Then there’s my other life. Historical life. I have the edits for A Heart Most Errant to finish and send back to my fabulous editor at Safeword Author Services. Next floats in that parade include formatting and cover art, and then bibbity bobbity book, we’ll have a new historical romance.

There’s also getting back to know Her Last First Kiss, my much beloved, long neglected Georgian historical. I think I zigged where I should have zagged there, so time for course correction, while keeping with the marriage laws of the time. Can’t go marrying anybody you want, whenever you want. That way lays chaos. Or so the Georgians would have us believe.

Being in this writing place is a time where I wasn’t sure when or if I would be here again. Taking a couple of days to breathe feels like a good idea. Especially since today is going to be a hot one, and i do not at all summer well. Hence a date with my BFF to hang out in air conditioning. She’ll have some awesome new colored pencils and an adult coloring book. I’m not sure what I’m bringing as of yet, but she’ll be here soon, so I will probably grab one of my pen pouches and a notebook and call it good. There may be a trip to a craft store along the way to pick up anything else I might want to include.
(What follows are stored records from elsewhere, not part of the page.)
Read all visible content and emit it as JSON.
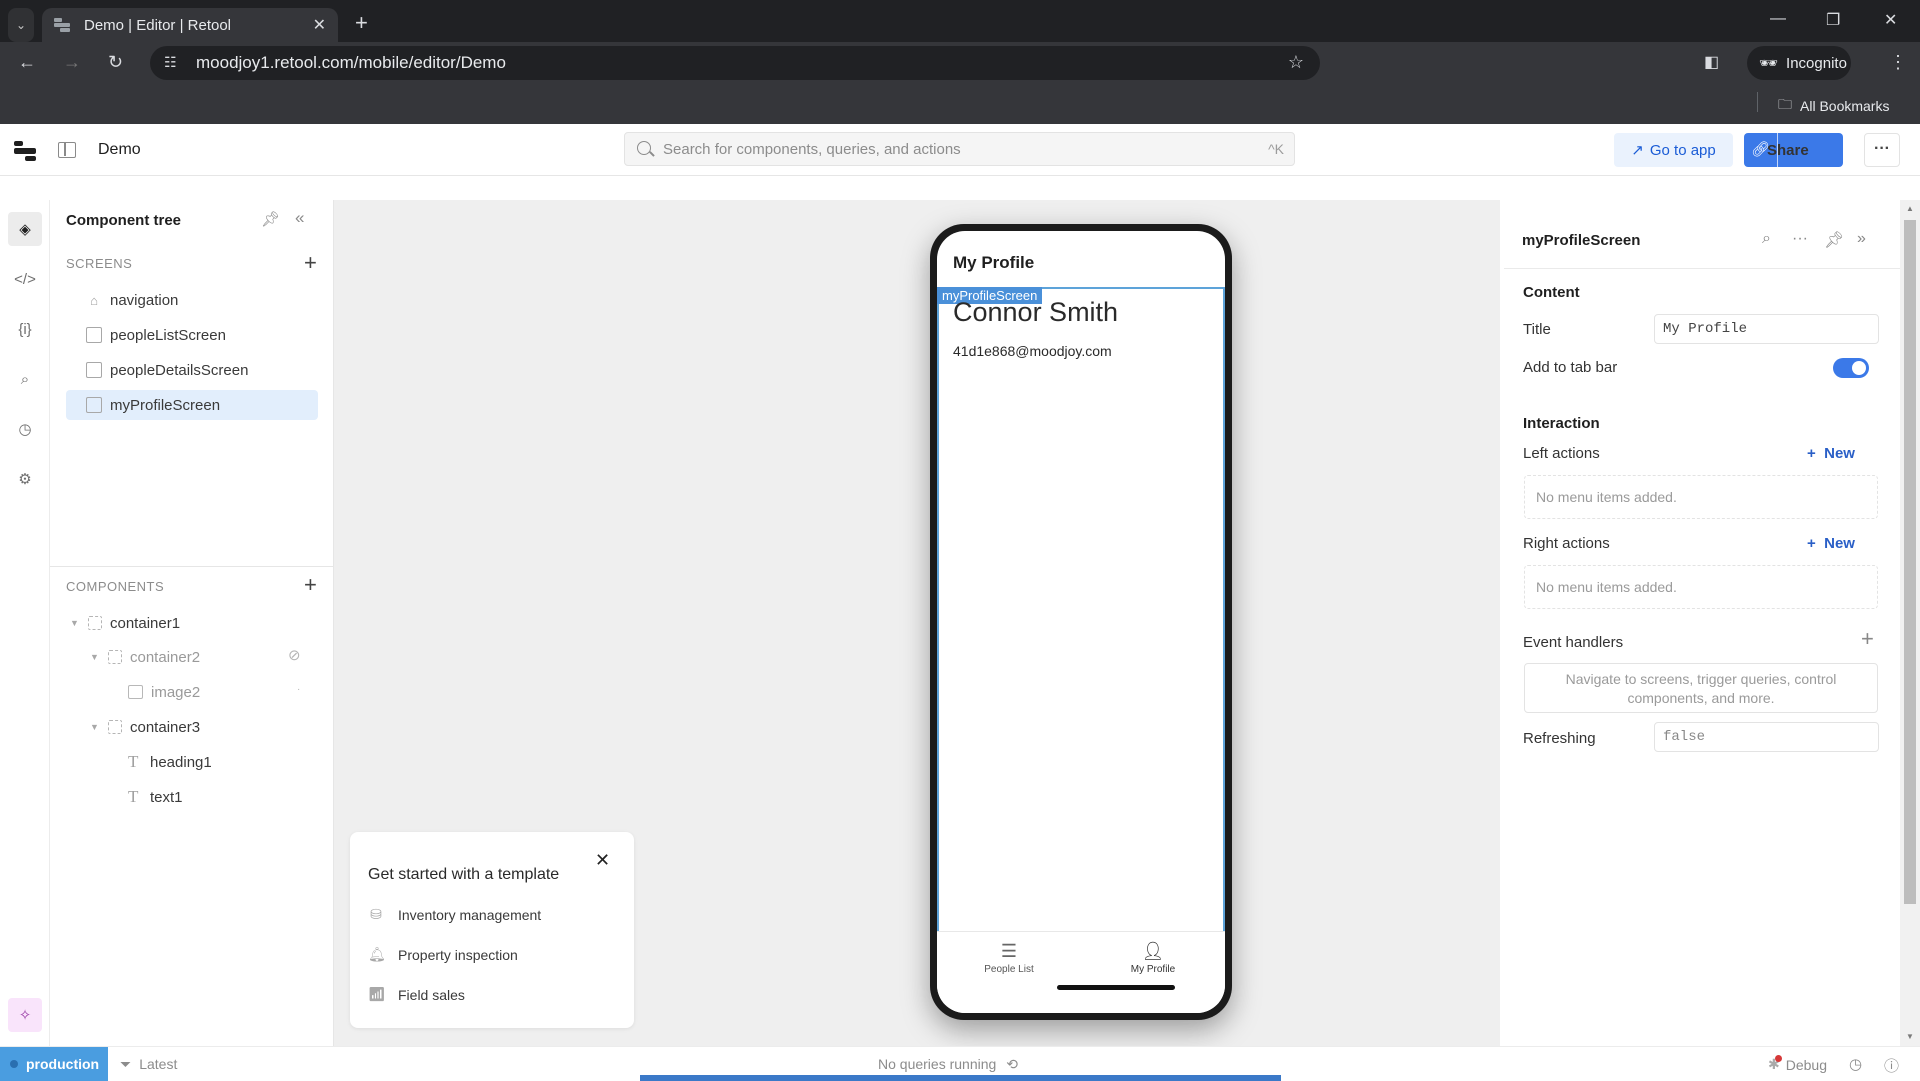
{
  "browser": {
    "tab_title": "Demo | Editor | Retool",
    "url": "moodjoy1.retool.com/mobile/editor/Demo",
    "profile_label": "Incognito",
    "bookmarks_label": "All Bookmarks"
  },
  "header": {
    "app_name": "Demo",
    "search_placeholder": "Search for components, queries, and actions",
    "search_shortcut": "^K",
    "goto_app_label": "Go to app",
    "share_label": "Share"
  },
  "left_panel": {
    "title": "Component tree",
    "screens_heading": "SCREENS",
    "screens": [
      {
        "label": "navigation",
        "icon": "home-icon"
      },
      {
        "label": "peopleListScreen",
        "icon": "screen-home-icon"
      },
      {
        "label": "peopleDetailsScreen",
        "icon": "screen-icon"
      },
      {
        "label": "myProfileScreen",
        "icon": "screen-home-icon",
        "selected": true
      }
    ],
    "components_heading": "COMPONENTS",
    "components": [
      {
        "label": "container1",
        "icon": "container-icon",
        "depth": 0,
        "expanded": true
      },
      {
        "label": "container2",
        "icon": "container-icon",
        "depth": 1,
        "expanded": true,
        "hidden": true
      },
      {
        "label": "image2",
        "icon": "image-icon",
        "depth": 2,
        "hidden": true
      },
      {
        "label": "container3",
        "icon": "container-icon",
        "depth": 1,
        "expanded": true
      },
      {
        "label": "heading1",
        "icon": "text-icon",
        "depth": 2
      },
      {
        "label": "text1",
        "icon": "text-icon",
        "depth": 2
      }
    ]
  },
  "template_card": {
    "title": "Get started with a template",
    "items": [
      {
        "label": "Inventory management",
        "icon": "database-icon"
      },
      {
        "label": "Property inspection",
        "icon": "bell-icon"
      },
      {
        "label": "Field sales",
        "icon": "chart-icon"
      }
    ]
  },
  "phone": {
    "screen_title": "My Profile",
    "selection_label": "myProfileScreen",
    "name": "Connor Smith",
    "email": "41d1e868@moodjoy.com",
    "tabs": [
      {
        "label": "People List",
        "icon": "list-icon",
        "active": false
      },
      {
        "label": "My Profile",
        "icon": "person-icon",
        "active": true
      }
    ]
  },
  "inspector": {
    "title": "myProfileScreen",
    "content_heading": "Content",
    "title_label": "Title",
    "title_value": "My Profile",
    "tab_bar_label": "Add to tab bar",
    "tab_bar_enabled": true,
    "interaction_heading": "Interaction",
    "left_actions_label": "Left actions",
    "right_actions_label": "Right actions",
    "new_label": "New",
    "empty_menu_text": "No menu items added.",
    "event_handlers_label": "Event handlers",
    "event_handlers_hint": "Navigate to screens, trigger queries, control components, and more.",
    "refreshing_label": "Refreshing",
    "refreshing_placeholder": "false"
  },
  "status_bar": {
    "environment": "production",
    "version": "Latest",
    "queries_status": "No queries running",
    "debug_label": "Debug"
  }
}
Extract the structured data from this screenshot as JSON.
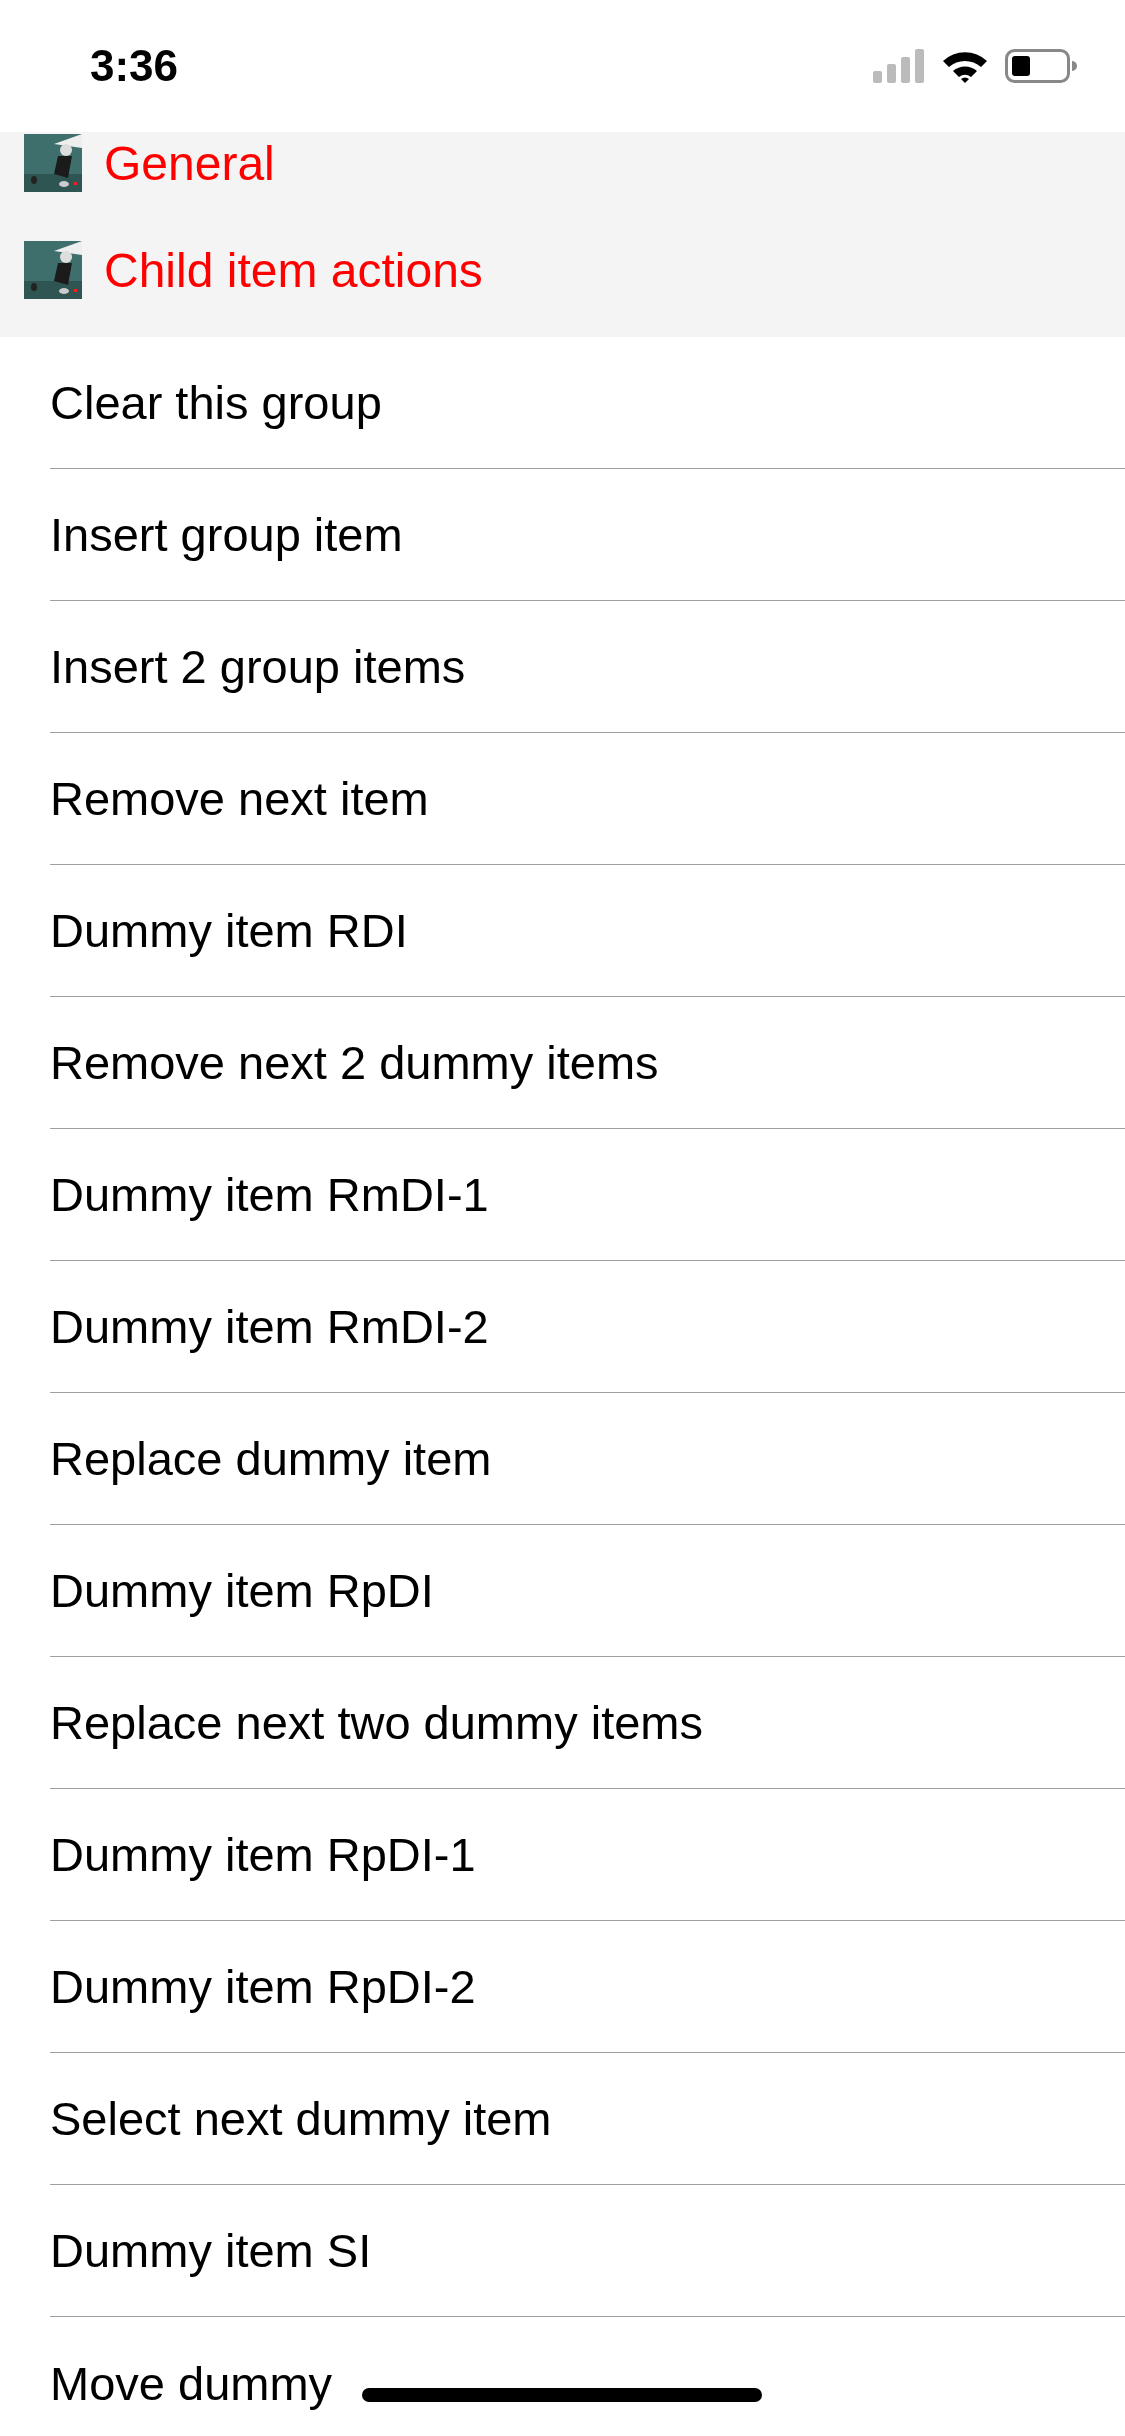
{
  "status_bar": {
    "time": "3:36"
  },
  "sections": [
    {
      "title": "General",
      "kind": "picture"
    },
    {
      "title": "Child item actions",
      "kind": "picture"
    }
  ],
  "items": [
    "Clear this group",
    "Insert group item",
    "Insert 2 group items",
    "Remove next item",
    "Dummy item RDI",
    "Remove next 2 dummy items",
    "Dummy item RmDI-1",
    "Dummy item RmDI-2",
    "Replace dummy item",
    "Dummy item RpDI",
    "Replace next two dummy items",
    "Dummy item RpDI-1",
    "Dummy item RpDI-2",
    "Select next dummy item",
    "Dummy item SI",
    "Move dummy"
  ]
}
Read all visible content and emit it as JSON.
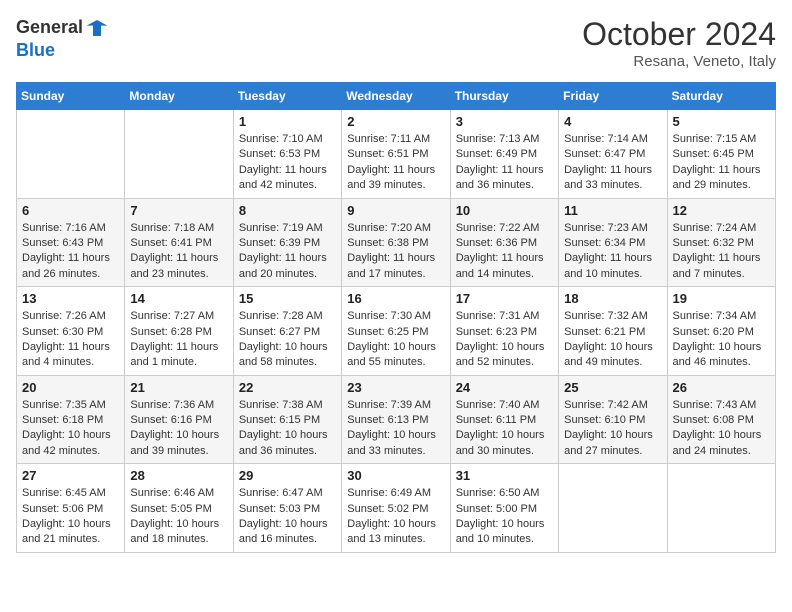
{
  "header": {
    "logo_line1": "General",
    "logo_line2": "Blue",
    "month": "October 2024",
    "location": "Resana, Veneto, Italy"
  },
  "days_of_week": [
    "Sunday",
    "Monday",
    "Tuesday",
    "Wednesday",
    "Thursday",
    "Friday",
    "Saturday"
  ],
  "weeks": [
    [
      null,
      null,
      {
        "day": 1,
        "sunrise": "Sunrise: 7:10 AM",
        "sunset": "Sunset: 6:53 PM",
        "daylight": "Daylight: 11 hours and 42 minutes."
      },
      {
        "day": 2,
        "sunrise": "Sunrise: 7:11 AM",
        "sunset": "Sunset: 6:51 PM",
        "daylight": "Daylight: 11 hours and 39 minutes."
      },
      {
        "day": 3,
        "sunrise": "Sunrise: 7:13 AM",
        "sunset": "Sunset: 6:49 PM",
        "daylight": "Daylight: 11 hours and 36 minutes."
      },
      {
        "day": 4,
        "sunrise": "Sunrise: 7:14 AM",
        "sunset": "Sunset: 6:47 PM",
        "daylight": "Daylight: 11 hours and 33 minutes."
      },
      {
        "day": 5,
        "sunrise": "Sunrise: 7:15 AM",
        "sunset": "Sunset: 6:45 PM",
        "daylight": "Daylight: 11 hours and 29 minutes."
      }
    ],
    [
      {
        "day": 6,
        "sunrise": "Sunrise: 7:16 AM",
        "sunset": "Sunset: 6:43 PM",
        "daylight": "Daylight: 11 hours and 26 minutes."
      },
      {
        "day": 7,
        "sunrise": "Sunrise: 7:18 AM",
        "sunset": "Sunset: 6:41 PM",
        "daylight": "Daylight: 11 hours and 23 minutes."
      },
      {
        "day": 8,
        "sunrise": "Sunrise: 7:19 AM",
        "sunset": "Sunset: 6:39 PM",
        "daylight": "Daylight: 11 hours and 20 minutes."
      },
      {
        "day": 9,
        "sunrise": "Sunrise: 7:20 AM",
        "sunset": "Sunset: 6:38 PM",
        "daylight": "Daylight: 11 hours and 17 minutes."
      },
      {
        "day": 10,
        "sunrise": "Sunrise: 7:22 AM",
        "sunset": "Sunset: 6:36 PM",
        "daylight": "Daylight: 11 hours and 14 minutes."
      },
      {
        "day": 11,
        "sunrise": "Sunrise: 7:23 AM",
        "sunset": "Sunset: 6:34 PM",
        "daylight": "Daylight: 11 hours and 10 minutes."
      },
      {
        "day": 12,
        "sunrise": "Sunrise: 7:24 AM",
        "sunset": "Sunset: 6:32 PM",
        "daylight": "Daylight: 11 hours and 7 minutes."
      }
    ],
    [
      {
        "day": 13,
        "sunrise": "Sunrise: 7:26 AM",
        "sunset": "Sunset: 6:30 PM",
        "daylight": "Daylight: 11 hours and 4 minutes."
      },
      {
        "day": 14,
        "sunrise": "Sunrise: 7:27 AM",
        "sunset": "Sunset: 6:28 PM",
        "daylight": "Daylight: 11 hours and 1 minute."
      },
      {
        "day": 15,
        "sunrise": "Sunrise: 7:28 AM",
        "sunset": "Sunset: 6:27 PM",
        "daylight": "Daylight: 10 hours and 58 minutes."
      },
      {
        "day": 16,
        "sunrise": "Sunrise: 7:30 AM",
        "sunset": "Sunset: 6:25 PM",
        "daylight": "Daylight: 10 hours and 55 minutes."
      },
      {
        "day": 17,
        "sunrise": "Sunrise: 7:31 AM",
        "sunset": "Sunset: 6:23 PM",
        "daylight": "Daylight: 10 hours and 52 minutes."
      },
      {
        "day": 18,
        "sunrise": "Sunrise: 7:32 AM",
        "sunset": "Sunset: 6:21 PM",
        "daylight": "Daylight: 10 hours and 49 minutes."
      },
      {
        "day": 19,
        "sunrise": "Sunrise: 7:34 AM",
        "sunset": "Sunset: 6:20 PM",
        "daylight": "Daylight: 10 hours and 46 minutes."
      }
    ],
    [
      {
        "day": 20,
        "sunrise": "Sunrise: 7:35 AM",
        "sunset": "Sunset: 6:18 PM",
        "daylight": "Daylight: 10 hours and 42 minutes."
      },
      {
        "day": 21,
        "sunrise": "Sunrise: 7:36 AM",
        "sunset": "Sunset: 6:16 PM",
        "daylight": "Daylight: 10 hours and 39 minutes."
      },
      {
        "day": 22,
        "sunrise": "Sunrise: 7:38 AM",
        "sunset": "Sunset: 6:15 PM",
        "daylight": "Daylight: 10 hours and 36 minutes."
      },
      {
        "day": 23,
        "sunrise": "Sunrise: 7:39 AM",
        "sunset": "Sunset: 6:13 PM",
        "daylight": "Daylight: 10 hours and 33 minutes."
      },
      {
        "day": 24,
        "sunrise": "Sunrise: 7:40 AM",
        "sunset": "Sunset: 6:11 PM",
        "daylight": "Daylight: 10 hours and 30 minutes."
      },
      {
        "day": 25,
        "sunrise": "Sunrise: 7:42 AM",
        "sunset": "Sunset: 6:10 PM",
        "daylight": "Daylight: 10 hours and 27 minutes."
      },
      {
        "day": 26,
        "sunrise": "Sunrise: 7:43 AM",
        "sunset": "Sunset: 6:08 PM",
        "daylight": "Daylight: 10 hours and 24 minutes."
      }
    ],
    [
      {
        "day": 27,
        "sunrise": "Sunrise: 6:45 AM",
        "sunset": "Sunset: 5:06 PM",
        "daylight": "Daylight: 10 hours and 21 minutes."
      },
      {
        "day": 28,
        "sunrise": "Sunrise: 6:46 AM",
        "sunset": "Sunset: 5:05 PM",
        "daylight": "Daylight: 10 hours and 18 minutes."
      },
      {
        "day": 29,
        "sunrise": "Sunrise: 6:47 AM",
        "sunset": "Sunset: 5:03 PM",
        "daylight": "Daylight: 10 hours and 16 minutes."
      },
      {
        "day": 30,
        "sunrise": "Sunrise: 6:49 AM",
        "sunset": "Sunset: 5:02 PM",
        "daylight": "Daylight: 10 hours and 13 minutes."
      },
      {
        "day": 31,
        "sunrise": "Sunrise: 6:50 AM",
        "sunset": "Sunset: 5:00 PM",
        "daylight": "Daylight: 10 hours and 10 minutes."
      },
      null,
      null
    ]
  ]
}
There will be brain dumping. There will be decompression. There will be cold drinks.

Wish me well.